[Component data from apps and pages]
---*---

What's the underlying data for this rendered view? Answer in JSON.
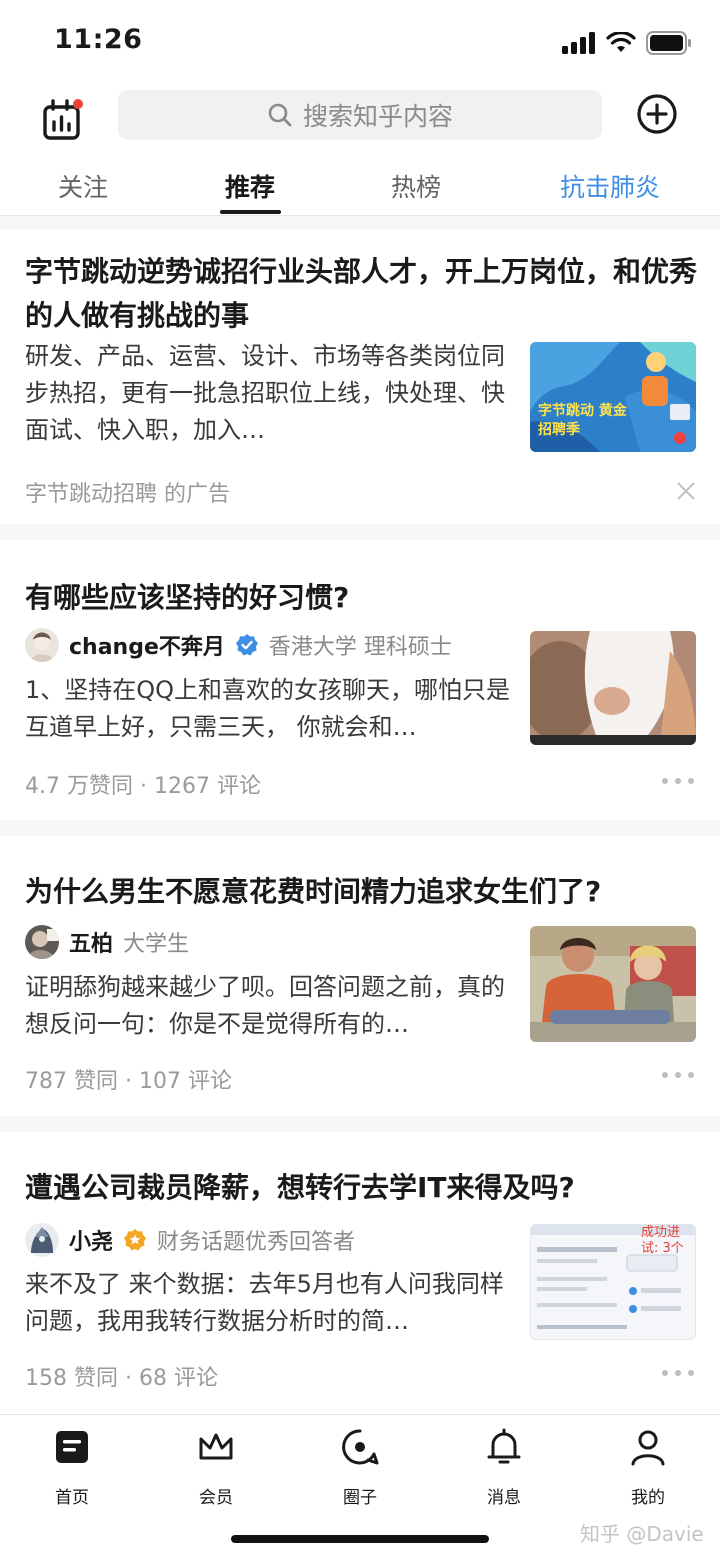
{
  "status_bar": {
    "time": "11:26"
  },
  "header": {
    "search_placeholder": "搜索知乎内容",
    "tabs": [
      {
        "label": "关注"
      },
      {
        "label": "推荐"
      },
      {
        "label": "热榜"
      },
      {
        "label": "抗击肺炎"
      }
    ],
    "active_tab": "推荐"
  },
  "feed": {
    "ad": {
      "title": "字节跳动逆势诚招行业头部人才，开上万岗位，和优秀的人做有挑战的事",
      "excerpt": "研发、产品、运营、设计、市场等各类岗位同步热招，更有一批急招职位上线，快处理、快面试、快入职，加入…",
      "thumb_text": "字节跳动 黄金招聘季",
      "sponsor": "字节跳动招聘 的广告"
    },
    "items": [
      {
        "title": "有哪些应该坚持的好习惯?",
        "author": "change不奔月",
        "verified": true,
        "bio": "香港大学 理科硕士",
        "excerpt": "1、坚持在QQ上和喜欢的女孩聊天，哪怕只是互道早上好，只需三天， 你就会和…",
        "stats": "4.7 万赞同 · 1267 评论"
      },
      {
        "title": "为什么男生不愿意花费时间精力追求女生们了?",
        "author": "五柏",
        "verified": false,
        "bio": "大学生",
        "excerpt": "证明舔狗越来越少了呗。回答问题之前，真的想反问一句：你是不是觉得所有的…",
        "stats": "787 赞同 · 107 评论"
      },
      {
        "title": "遭遇公司裁员降薪，想转行去学IT来得及吗?",
        "author": "小尧",
        "verified": true,
        "bio": "财务话题优秀回答者",
        "excerpt": "来不及了 来个数据：去年5月也有人问我同样问题，我用我转行数据分析时的简…",
        "stats": "158 赞同 · 68 评论",
        "thumb_text": "成功进 试: 3个"
      }
    ]
  },
  "bottom_nav": [
    {
      "label": "首页",
      "icon": "home-icon"
    },
    {
      "label": "会员",
      "icon": "crown-icon"
    },
    {
      "label": "圈子",
      "icon": "circle-chat-icon"
    },
    {
      "label": "消息",
      "icon": "bell-icon"
    },
    {
      "label": "我的",
      "icon": "person-icon"
    }
  ],
  "watermark": "知乎 @Davie",
  "colors": {
    "accent_blue": "#3d8ee4",
    "badge_orange": "#f5a623",
    "notification_red": "#f1403c"
  }
}
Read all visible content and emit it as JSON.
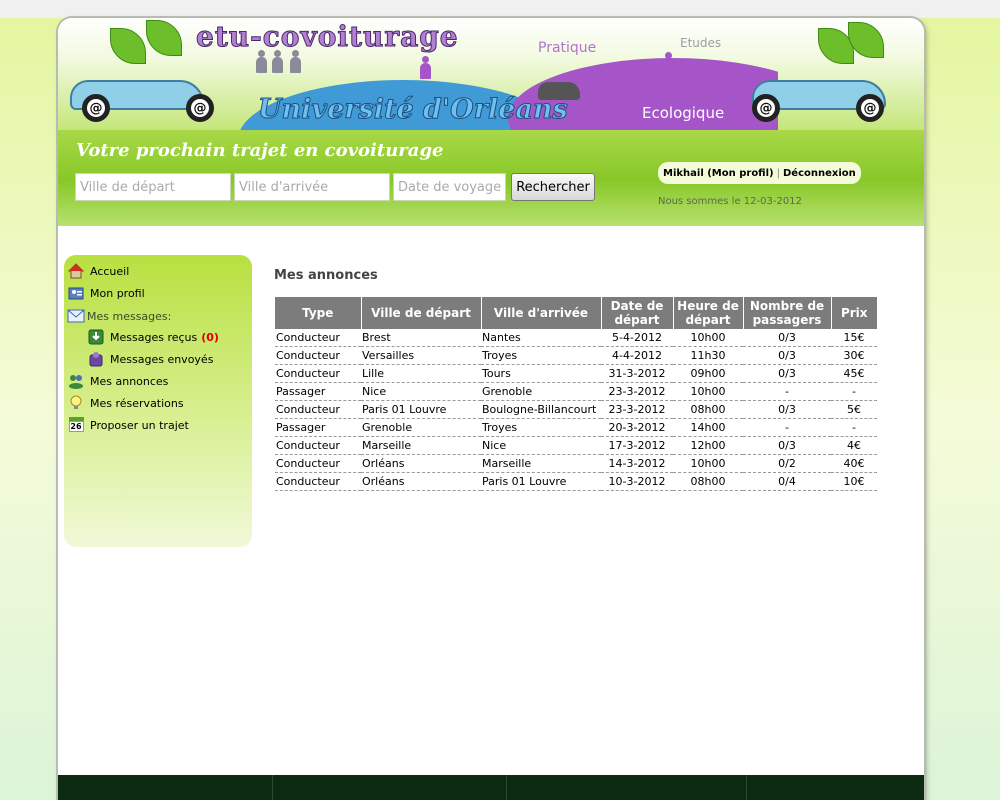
{
  "header": {
    "site_title": "etu-covoiturage",
    "subtitle": "Université d'Orléans",
    "banner_words": [
      "Pratique",
      "Etudes",
      "Ecologique"
    ],
    "wheel_glyph": "@"
  },
  "search": {
    "title": "Votre prochain trajet en covoiturage",
    "departure_placeholder": "Ville de départ",
    "arrival_placeholder": "Ville d'arrivée",
    "date_placeholder": "Date de voyage",
    "button_label": "Rechercher"
  },
  "user": {
    "profile_link": "Mikhail (Mon profil)",
    "logout_link": "Déconnexion",
    "today": "Nous sommes le 12-03-2012"
  },
  "sidebar": {
    "home": "Accueil",
    "profile": "Mon profil",
    "messages_group": "Mes messages:",
    "received": "Messages reçus",
    "received_count": "(0)",
    "sent": "Messages envoyés",
    "ads": "Mes annonces",
    "bookings": "Mes réservations",
    "propose": "Proposer un trajet",
    "calendar_day": "26"
  },
  "main": {
    "heading": "Mes annonces",
    "columns": [
      "Type",
      "Ville de départ",
      "Ville d'arrivée",
      "Date de départ",
      "Heure de départ",
      "Nombre de passagers",
      "Prix"
    ],
    "rows": [
      [
        "Conducteur",
        "Brest",
        "Nantes",
        "5-4-2012",
        "10h00",
        "0/3",
        "15€"
      ],
      [
        "Conducteur",
        "Versailles",
        "Troyes",
        "4-4-2012",
        "11h30",
        "0/3",
        "30€"
      ],
      [
        "Conducteur",
        "Lille",
        "Tours",
        "31-3-2012",
        "09h00",
        "0/3",
        "45€"
      ],
      [
        "Passager",
        "Nice",
        "Grenoble",
        "23-3-2012",
        "10h00",
        "-",
        "-"
      ],
      [
        "Conducteur",
        "Paris 01 Louvre",
        "Boulogne-Billancourt",
        "23-3-2012",
        "08h00",
        "0/3",
        "5€"
      ],
      [
        "Passager",
        "Grenoble",
        "Troyes",
        "20-3-2012",
        "14h00",
        "-",
        "-"
      ],
      [
        "Conducteur",
        "Marseille",
        "Nice",
        "17-3-2012",
        "12h00",
        "0/3",
        "4€"
      ],
      [
        "Conducteur",
        "Orléans",
        "Marseille",
        "14-3-2012",
        "10h00",
        "0/2",
        "40€"
      ],
      [
        "Conducteur",
        "Orléans",
        "Paris 01 Louvre",
        "10-3-2012",
        "08h00",
        "0/4",
        "10€"
      ]
    ]
  },
  "colors": {
    "accent_green": "#88c828",
    "purple": "#a555c8",
    "table_header": "#7c7c7c",
    "count_red": "#e00000"
  }
}
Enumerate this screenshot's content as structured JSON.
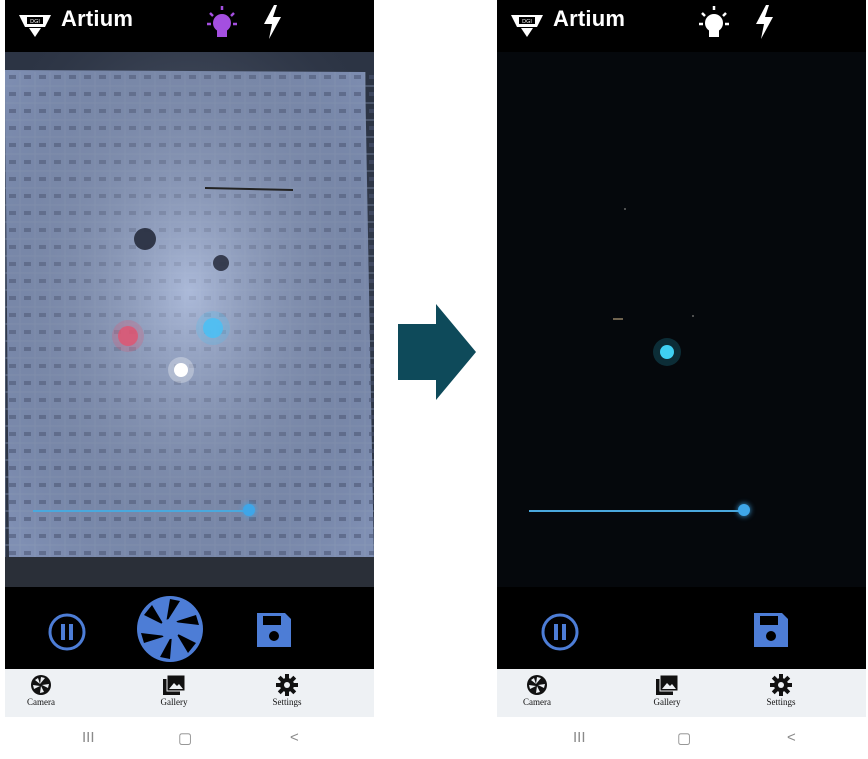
{
  "app": {
    "title": "Artium",
    "logo_text": "DGI"
  },
  "left_screen": {
    "bulb_color": "#a44fe0",
    "bolt_color": "#ffffff",
    "slider_value": 0.81,
    "controls": [
      "pause-button",
      "shutter-button",
      "save-button"
    ]
  },
  "right_screen": {
    "bulb_color": "#ffffff",
    "bolt_color": "#ffffff",
    "slider_value": 0.93,
    "controls": [
      "pause-button",
      "save-button"
    ]
  },
  "nav": {
    "camera_label": "Camera",
    "gallery_label": "Gallery",
    "settings_label": "Settings"
  },
  "system_nav": {
    "recents": "III",
    "home": "▢",
    "back": "<"
  },
  "colors": {
    "accent_blue": "#4d7dd6",
    "arrow_teal": "#0e4a5a",
    "slider_blue": "#3ea6e8"
  }
}
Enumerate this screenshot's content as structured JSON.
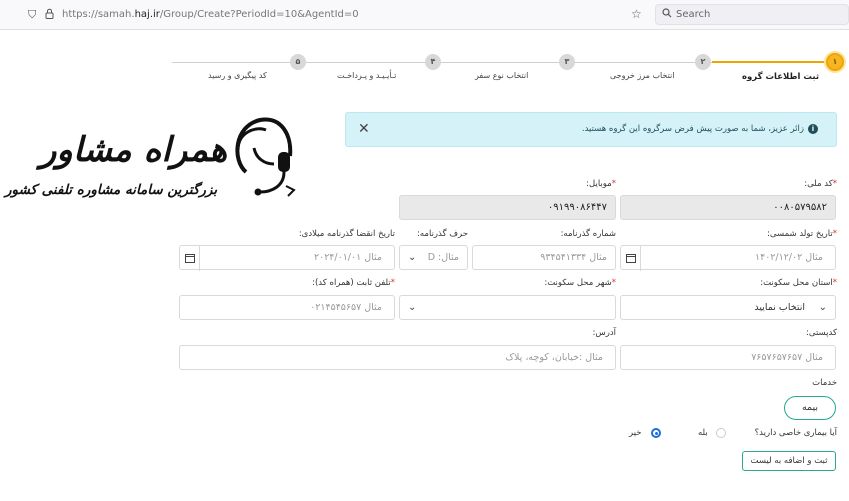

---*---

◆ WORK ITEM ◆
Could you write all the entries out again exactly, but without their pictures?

◆ RESULT FOR THIS EXERCISE ◆
What's the underlying data for this rendered view? Answer in JSON.
{
  "status_bar": {
    "time": "11:26"
  },
  "header": {
    "search_placeholder": "搜索知乎内容",
    "tabs": [
      {
        "label": "关注"
      },
      {
        "label": "推荐"
      },
      {
        "label": "热榜"
      },
      {
        "label": "抗击肺炎"
      }
    ],
    "active_tab": "推荐"
  },
  "feed": {
    "ad": {
      "title": "字节跳动逆势诚招行业头部人才，开上万岗位，和优秀的人做有挑战的事",
      "excerpt": "研发、产品、运营、设计、市场等各类岗位同步热招，更有一批急招职位上线，快处理、快面试、快入职，加入…",
      "thumb_text": "字节跳动 黄金招聘季",
      "sponsor": "字节跳动招聘 的广告"
    },
    "items": [
      {
        "title": "有哪些应该坚持的好习惯?",
        "author": "change不奔月",
        "verified": true,
        "bio": "香港大学 理科硕士",
        "excerpt": "1、坚持在QQ上和喜欢的女孩聊天，哪怕只是互道早上好，只需三天， 你就会和…",
        "stats": "4.7 万赞同 · 1267 评论"
      },
      {
        "title": "为什么男生不愿意花费时间精力追求女生们了?",
        "author": "五柏",
        "verified": false,
        "bio": "大学生",
        "excerpt": "证明舔狗越来越少了呗。回答问题之前，真的想反问一句：你是不是觉得所有的…",
        "stats": "787 赞同 · 107 评论"
      },
      {
        "title": "遭遇公司裁员降薪，想转行去学IT来得及吗?",
        "author": "小尧",
        "verified": true,
        "bio": "财务话题优秀回答者",
        "excerpt": "来不及了 来个数据：去年5月也有人问我同样问题，我用我转行数据分析时的简…",
        "stats": "158 赞同 · 68 评论",
        "thumb_text": "成功进 试: 3个"
      }
    ]
  },
  "bottom_nav": [
    {
      "label": "首页",
      "icon": "home-icon"
    },
    {
      "label": "会员",
      "icon": "crown-icon"
    },
    {
      "label": "圈子",
      "icon": "circle-chat-icon"
    },
    {
      "label": "消息",
      "icon": "bell-icon"
    },
    {
      "label": "我的",
      "icon": "person-icon"
    }
  ],
  "watermark": "知乎 @Davie",
  "colors": {
    "accent_blue": "#3d8ee4",
    "badge_orange": "#f5a623",
    "notification_red": "#f1403c"
  }
}
Read all visible content and emit it as JSON.
{
  "header": {
    "site_title": "etu-covoiturage",
    "subtitle": "Université d'Orléans",
    "banner_words": [
      "Pratique",
      "Etudes",
      "Ecologique"
    ],
    "wheel_glyph": "@"
  },
  "search": {
    "title": "Votre prochain trajet en covoiturage",
    "departure_placeholder": "Ville de départ",
    "arrival_placeholder": "Ville d'arrivée",
    "date_placeholder": "Date de voyage",
    "button_label": "Rechercher"
  },
  "user": {
    "profile_link": "Mikhail (Mon profil)",
    "logout_link": "Déconnexion",
    "today": "Nous sommes le 12-03-2012"
  },
  "sidebar": {
    "home": "Accueil",
    "profile": "Mon profil",
    "messages_group": "Mes messages:",
    "received": "Messages reçus",
    "received_count": "(0)",
    "sent": "Messages envoyés",
    "ads": "Mes annonces",
    "bookings": "Mes réservations",
    "propose": "Proposer un trajet",
    "calendar_day": "26"
  },
  "main": {
    "heading": "Mes annonces",
    "columns": [
      "Type",
      "Ville de départ",
      "Ville d'arrivée",
      "Date de départ",
      "Heure de départ",
      "Nombre de passagers",
      "Prix"
    ],
    "rows": [
      [
        "Conducteur",
        "Brest",
        "Nantes",
        "5-4-2012",
        "10h00",
        "0/3",
        "15€"
      ],
      [
        "Conducteur",
        "Versailles",
        "Troyes",
        "4-4-2012",
        "11h30",
        "0/3",
        "30€"
      ],
      [
        "Conducteur",
        "Lille",
        "Tours",
        "31-3-2012",
        "09h00",
        "0/3",
        "45€"
      ],
      [
        "Passager",
        "Nice",
        "Grenoble",
        "23-3-2012",
        "10h00",
        "-",
        "-"
      ],
      [
        "Conducteur",
        "Paris 01 Louvre",
        "Boulogne-Billancourt",
        "23-3-2012",
        "08h00",
        "0/3",
        "5€"
      ],
      [
        "Passager",
        "Grenoble",
        "Troyes",
        "20-3-2012",
        "14h00",
        "-",
        "-"
      ],
      [
        "Conducteur",
        "Marseille",
        "Nice",
        "17-3-2012",
        "12h00",
        "0/3",
        "4€"
      ],
      [
        "Conducteur",
        "Orléans",
        "Marseille",
        "14-3-2012",
        "10h00",
        "0/2",
        "40€"
      ],
      [
        "Conducteur",
        "Orléans",
        "Paris 01 Louvre",
        "10-3-2012",
        "08h00",
        "0/4",
        "10€"
      ]
    ]
  },
  "colors": {
    "accent_green": "#88c828",
    "purple": "#a555c8",
    "table_header": "#7c7c7c",
    "count_red": "#e00000"
  }
}
Enumerate this screenshot's content as structured JSON.
{
  "app": {
    "title": "Artium",
    "logo_text": "DGI"
  },
  "left_screen": {
    "bulb_color": "#a44fe0",
    "bolt_color": "#ffffff",
    "slider_value": 0.81,
    "controls": [
      "pause-button",
      "shutter-button",
      "save-button"
    ]
  },
  "right_screen": {
    "bulb_color": "#ffffff",
    "bolt_color": "#ffffff",
    "slider_value": 0.93,
    "controls": [
      "pause-button",
      "save-button"
    ]
  },
  "nav": {
    "camera_label": "Camera",
    "gallery_label": "Gallery",
    "settings_label": "Settings"
  },
  "system_nav": {
    "recents": "III",
    "home": "▢",
    "back": "<"
  },
  "colors": {
    "accent_blue": "#4d7dd6",
    "arrow_teal": "#0e4a5a",
    "slider_blue": "#3ea6e8"
  }
}
Enumerate this screenshot's content as structured JSON.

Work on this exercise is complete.